Friday, October 8, 2010

Fabulous Product: Miniature Bunting Makes a Darling Cake Topper

I find most cake toppers...meh.  It's my personal preference, of course, but I typically prefer flowers (whether real or gumpaste) or nothing at all.

But these miniature buntings, oh, how they've captured my imagination.

I'm a sucker for bunting.  I'm a sucker for anything miniature.  I suppose it was destiny that I'd love these gorgeous designs by Kiki La Ru.

Dawn from Kiki La Ru started the trend with her original cake bunting designs, like these:





The bakers twine bows add just the perfect touch. 

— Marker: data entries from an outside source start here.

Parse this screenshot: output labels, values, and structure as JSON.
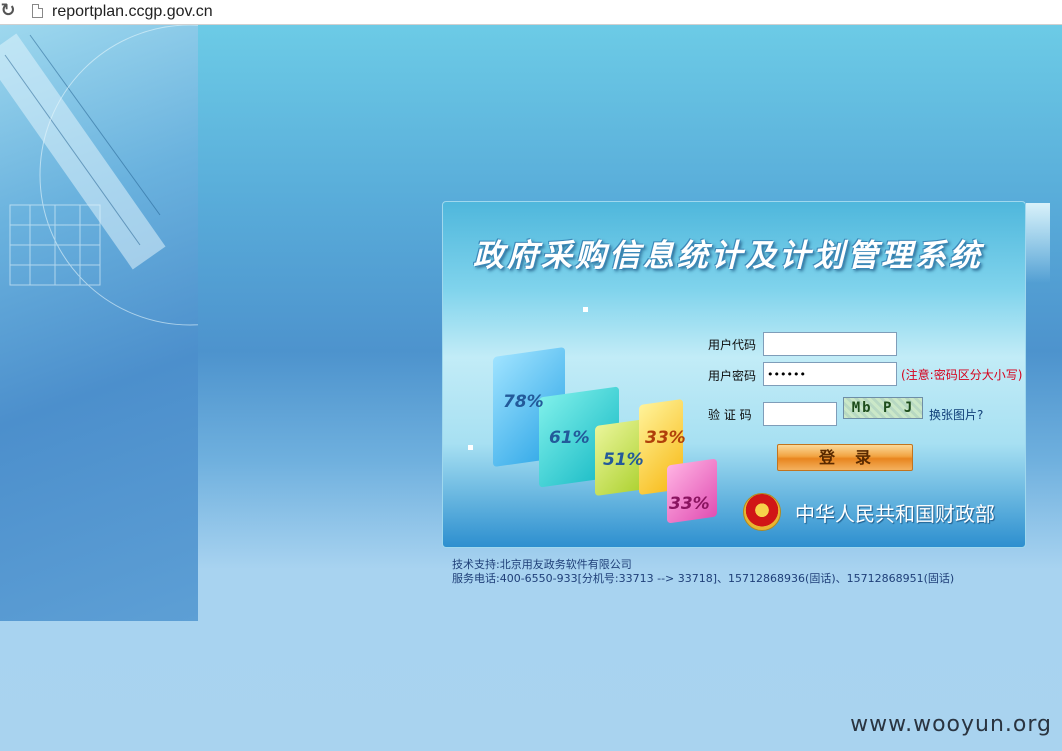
{
  "browser": {
    "url": "reportplan.ccgp.gov.cn"
  },
  "login": {
    "title": "政府采购信息统计及计划管理系统",
    "user_label": "用户代码",
    "password_label": "用户密码",
    "password_value": "••••••",
    "password_note": "(注意:密码区分大小写)",
    "captcha_label": "验 证 码",
    "captcha_text": "Mb P J",
    "refresh_link": "换张图片?",
    "submit_label": "登录",
    "ministry": "中华人民共和国财政部"
  },
  "chart_artwork": {
    "labels": [
      "78%",
      "61%",
      "51%",
      "33%",
      "33%"
    ]
  },
  "footer": {
    "line1": "技术支持:北京用友政务软件有限公司",
    "line2": "服务电话:400-6550-933[分机号:33713 --> 33718]、15712868936(固话)、15712868951(固话)"
  },
  "watermark": "www.wooyun.org",
  "colors": {
    "accent": "#4d93cd",
    "note_red": "#d6001c",
    "button_orange": "#e8851f"
  }
}
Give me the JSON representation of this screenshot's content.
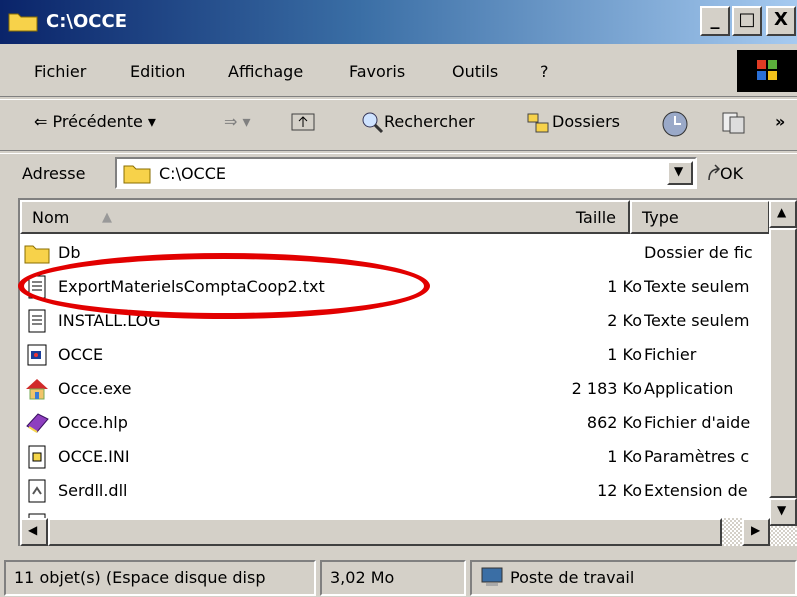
{
  "window": {
    "title": "C:\\OCCE",
    "min": "_",
    "max": "□",
    "close": "X"
  },
  "menu": [
    "Fichier",
    "Edition",
    "Affichage",
    "Favoris",
    "Outils",
    "?"
  ],
  "toolbar": {
    "back": "Précédente",
    "search": "Rechercher",
    "folders": "Dossiers"
  },
  "address": {
    "label": "Adresse",
    "value": "C:\\OCCE",
    "go": "OK"
  },
  "columns": {
    "name": "Nom",
    "size": "Taille",
    "type": "Type"
  },
  "files": [
    {
      "name": "Db",
      "size": "",
      "type": "Dossier de fic"
    },
    {
      "name": "ExportMaterielsComptaCoop2.txt",
      "size": "1 Ko",
      "type": "Texte seulem"
    },
    {
      "name": "INSTALL.LOG",
      "size": "2 Ko",
      "type": "Texte seulem"
    },
    {
      "name": "OCCE",
      "size": "1 Ko",
      "type": "Fichier"
    },
    {
      "name": "Occe.exe",
      "size": "2 183 Ko",
      "type": "Application"
    },
    {
      "name": "Occe.hlp",
      "size": "862 Ko",
      "type": "Fichier d'aide"
    },
    {
      "name": "OCCE.INI",
      "size": "1 Ko",
      "type": "Paramètres c"
    },
    {
      "name": "Serdll.dll",
      "size": "12 Ko",
      "type": "Extension de"
    }
  ],
  "status": {
    "count": "11 objet(s) (Espace disque disp",
    "size": "3,02 Mo",
    "location": "Poste de travail"
  },
  "colors": {
    "highlight_oval": "#e20000",
    "title_gradient_start": "#0a246a"
  }
}
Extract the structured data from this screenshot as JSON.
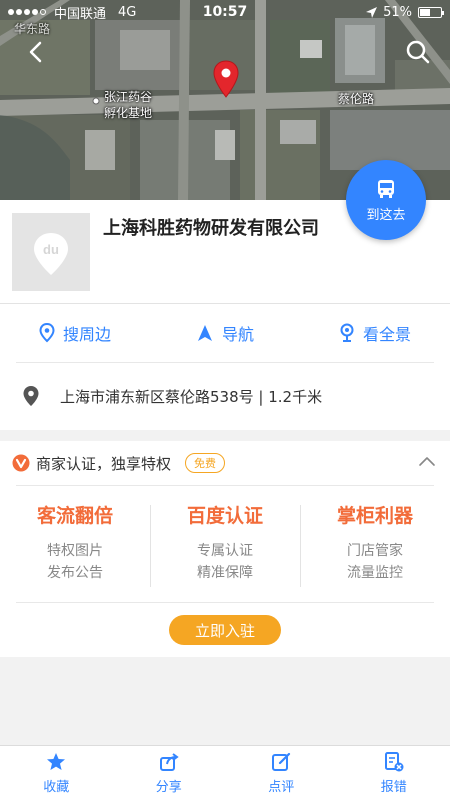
{
  "status_bar": {
    "carrier": "中国联通",
    "network": "4G",
    "time": "10:57",
    "battery_percent": "51%",
    "battery_level": 0.51
  },
  "map": {
    "labels": [
      "张江药谷",
      "孵化基地",
      "蔡伦路",
      "华东路"
    ],
    "pin_color": "#e3262c"
  },
  "place": {
    "name": "上海科胜药物研发有限公司",
    "thumb_logo": "du",
    "go_label": "到这去",
    "actions": [
      {
        "icon": "location-pin-icon",
        "label": "搜周边"
      },
      {
        "icon": "navigation-arrow-icon",
        "label": "导航"
      },
      {
        "icon": "panorama-pin-icon",
        "label": "看全景"
      }
    ],
    "address": "上海市浦东新区蔡伦路538号 | 1.2千米"
  },
  "merchant": {
    "title": "商家认证，独享特权",
    "badge": "免费",
    "perks": [
      {
        "title": "客流翻倍",
        "lines": [
          "特权图片",
          "发布公告"
        ]
      },
      {
        "title": "百度认证",
        "lines": [
          "专属认证",
          "精准保障"
        ]
      },
      {
        "title": "掌柜利器",
        "lines": [
          "门店管家",
          "流量监控"
        ]
      }
    ],
    "join_label": "立即入驻"
  },
  "tabbar": [
    {
      "icon": "star-icon",
      "label": "收藏"
    },
    {
      "icon": "share-icon",
      "label": "分享"
    },
    {
      "icon": "edit-icon",
      "label": "点评"
    },
    {
      "icon": "report-icon",
      "label": "报错"
    }
  ],
  "colors": {
    "accent_blue": "#3385ff",
    "accent_orange": "#f26c3a",
    "badge_orange": "#f5a623"
  }
}
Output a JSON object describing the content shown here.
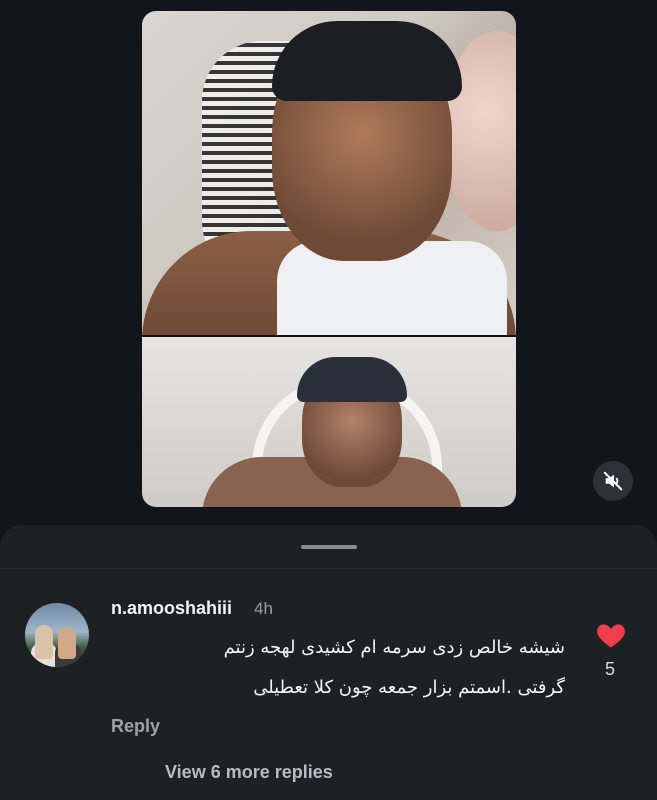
{
  "comment": {
    "username": "n.amooshahiii",
    "time": "4h",
    "text_line1": "شیشه خالص زدی سرمه ام کشیدی لهجه زنتم",
    "text_line2": "گرفتی .اسمتم بزار جمعه چون کلا تعطیلی",
    "like_count": "5",
    "reply_label": "Reply",
    "view_more_label": "View 6 more replies",
    "liked": true
  },
  "colors": {
    "like_red": "#f23d4f",
    "sheet_bg": "#1e2124"
  },
  "icons": {
    "mute": "speaker-muted-icon",
    "like": "heart-icon"
  }
}
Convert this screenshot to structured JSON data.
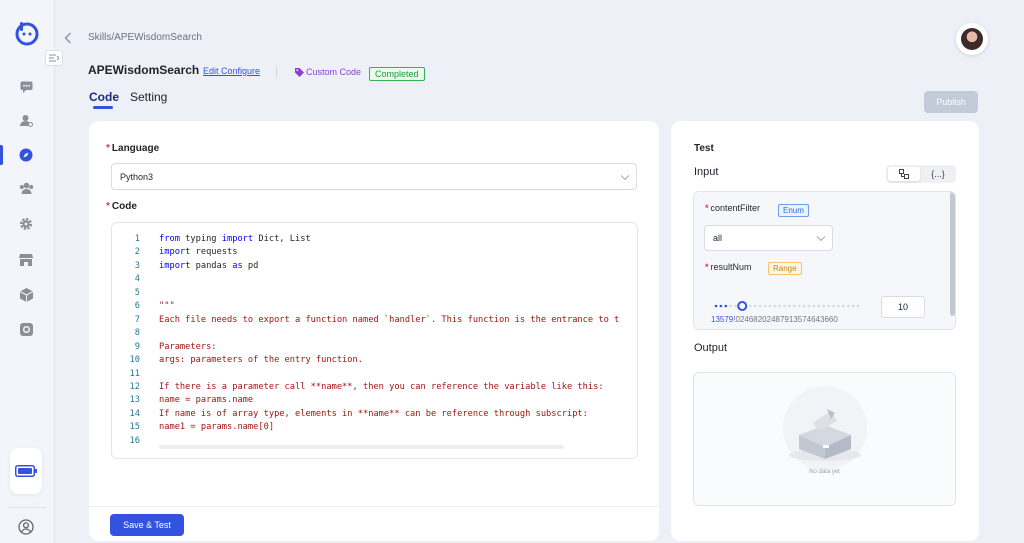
{
  "breadcrumb": "Skills/APEWisdomSearch",
  "header": {
    "title": "APEWisdomSearch",
    "edit_link": "Edit Configure",
    "type_tag": "Custom Code",
    "status": "Completed"
  },
  "tabs": [
    {
      "label": "Code",
      "active": true
    },
    {
      "label": "Setting",
      "active": false
    }
  ],
  "publish_label": "Publish",
  "left_panel": {
    "language_label": "Language",
    "language_value": "Python3",
    "code_label": "Code",
    "save_label": "Save & Test",
    "code_lines": [
      {
        "n": "1",
        "segments": [
          {
            "t": "from",
            "c": "kw"
          },
          {
            "t": " typing ",
            "c": ""
          },
          {
            "t": "import",
            "c": "kw"
          },
          {
            "t": " Dict, List",
            "c": ""
          }
        ]
      },
      {
        "n": "2",
        "segments": [
          {
            "t": "import",
            "c": "kw"
          },
          {
            "t": " requests",
            "c": ""
          }
        ]
      },
      {
        "n": "3",
        "segments": [
          {
            "t": "import",
            "c": "kw"
          },
          {
            "t": " pandas ",
            "c": ""
          },
          {
            "t": "as",
            "c": "kw"
          },
          {
            "t": " pd",
            "c": ""
          }
        ]
      },
      {
        "n": "4",
        "segments": []
      },
      {
        "n": "5",
        "segments": []
      },
      {
        "n": "6",
        "segments": [
          {
            "t": "\"\"\"",
            "c": "str"
          }
        ]
      },
      {
        "n": "7",
        "segments": [
          {
            "t": "Each file needs to export a function named `handler`. This function is the entrance to t",
            "c": "str"
          }
        ]
      },
      {
        "n": "8",
        "segments": []
      },
      {
        "n": "9",
        "segments": [
          {
            "t": "Parameters:",
            "c": "str"
          }
        ]
      },
      {
        "n": "10",
        "segments": [
          {
            "t": "args: parameters of the entry function.",
            "c": "str"
          }
        ]
      },
      {
        "n": "11",
        "segments": []
      },
      {
        "n": "12",
        "segments": [
          {
            "t": "If there is a parameter call **name**, then you can reference the variable like this:",
            "c": "str"
          }
        ]
      },
      {
        "n": "13",
        "segments": [
          {
            "t": "name = params.name",
            "c": "str"
          }
        ]
      },
      {
        "n": "14",
        "segments": [
          {
            "t": "If name is of array type, elements in **name** can be reference through subscript:",
            "c": "str"
          }
        ]
      },
      {
        "n": "15",
        "segments": [
          {
            "t": "name1 = params.name[0]",
            "c": "str"
          }
        ]
      },
      {
        "n": "16",
        "segments": []
      }
    ]
  },
  "right_panel": {
    "test_label": "Test",
    "input_label": "Input",
    "toggle": [
      "⊡",
      "{...}"
    ],
    "params": {
      "content_filter_label": "contentFilter",
      "content_filter_tag": "Enum",
      "content_filter_value": "all",
      "result_num_label": "resultNum",
      "result_num_tag": "Range",
      "result_num_value": "10",
      "slider_fraction": 0.1,
      "slider_ticks_highlight": "13579",
      "slider_ticks_rest": "!02468202487913574643660"
    },
    "output_label": "Output",
    "no_data": "No data yet"
  },
  "colors": {
    "accent": "#3352e0",
    "completed": "#35b14f",
    "custom_code": "#8b3fd6"
  }
}
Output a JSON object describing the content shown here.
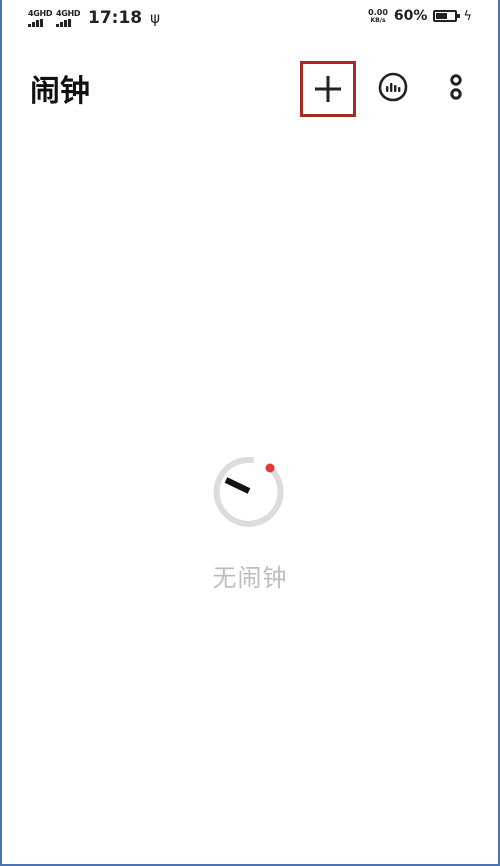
{
  "status_bar": {
    "network_1": "4GHD",
    "network_2": "4GHD",
    "time": "17:18",
    "usb_icon": "usb-icon",
    "speed_value": "0.00",
    "speed_unit": "KB/s",
    "battery_percent": "60%",
    "battery_level": 0.6,
    "charging_icon": "bolt-icon"
  },
  "app_bar": {
    "title": "闹钟",
    "actions": [
      {
        "name": "add",
        "icon": "plus-icon",
        "highlight_color": "#a52a22"
      },
      {
        "name": "ringtone",
        "icon": "sound-wave-icon"
      },
      {
        "name": "more",
        "icon": "more-vertical-icon"
      }
    ]
  },
  "empty_state": {
    "illustration": "alarm-clock-icon",
    "accent_color": "#e0393e",
    "text": "无闹钟"
  }
}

Look how absolutely darling those cakes look!   Such a simple, easy buttercream covering, too, looks absolutely perfect with these cake toppers.  This is an ideal look for anyone even thinking about making a wedding cake (either for yourself or for a friend), especially if you've never made a wedding cake before.  

The bunting can be bought in Kiki La Ru's Etsy shop.  Feeling like a little DIY project?  Check out their DIY kits!  







Thursday, October 7, 2010

Sneak Peak: Swarovski Rhinestone Napkin Rings

More napkin rings!  (Told you I was on a kick.)

Here's a little sneak peak of a product we'll soon be offering at Tradewind Tiaras.  I love the concept of napkin rings, but I've always thought it's too bad that most napkin rings are made out of such sub-standard materials.    They're pretty expensive, too, especially considering that they're made from just a few cents worth of plastic crystals!  So dissapointing.

Out of desperation, I made my own.  They are so sparkly, so special.  They have that fire and flash only Swarovski can add.  High quality materials really do make all the difference in the world!






We'll be offering them for sale, of course, but we'll also be offering them to rent!  If you love the look, but don't have the budget for all 150 of your guests, we'll have a very affordable rental option to help dress up your table settings!  Watch the Tradewind Tiaras website for them soon!

Wednesday, October 6, 2010

Fabulous Product: Elegant Paper Napkin Rings

I'm on a napkin ring kick!  Check out these beauties from Paper Acorn.







I'm a sucker for any kind of paper craft, but these are just gorgeous!  You could write names on the napkin rings and they'd double as table cards, too.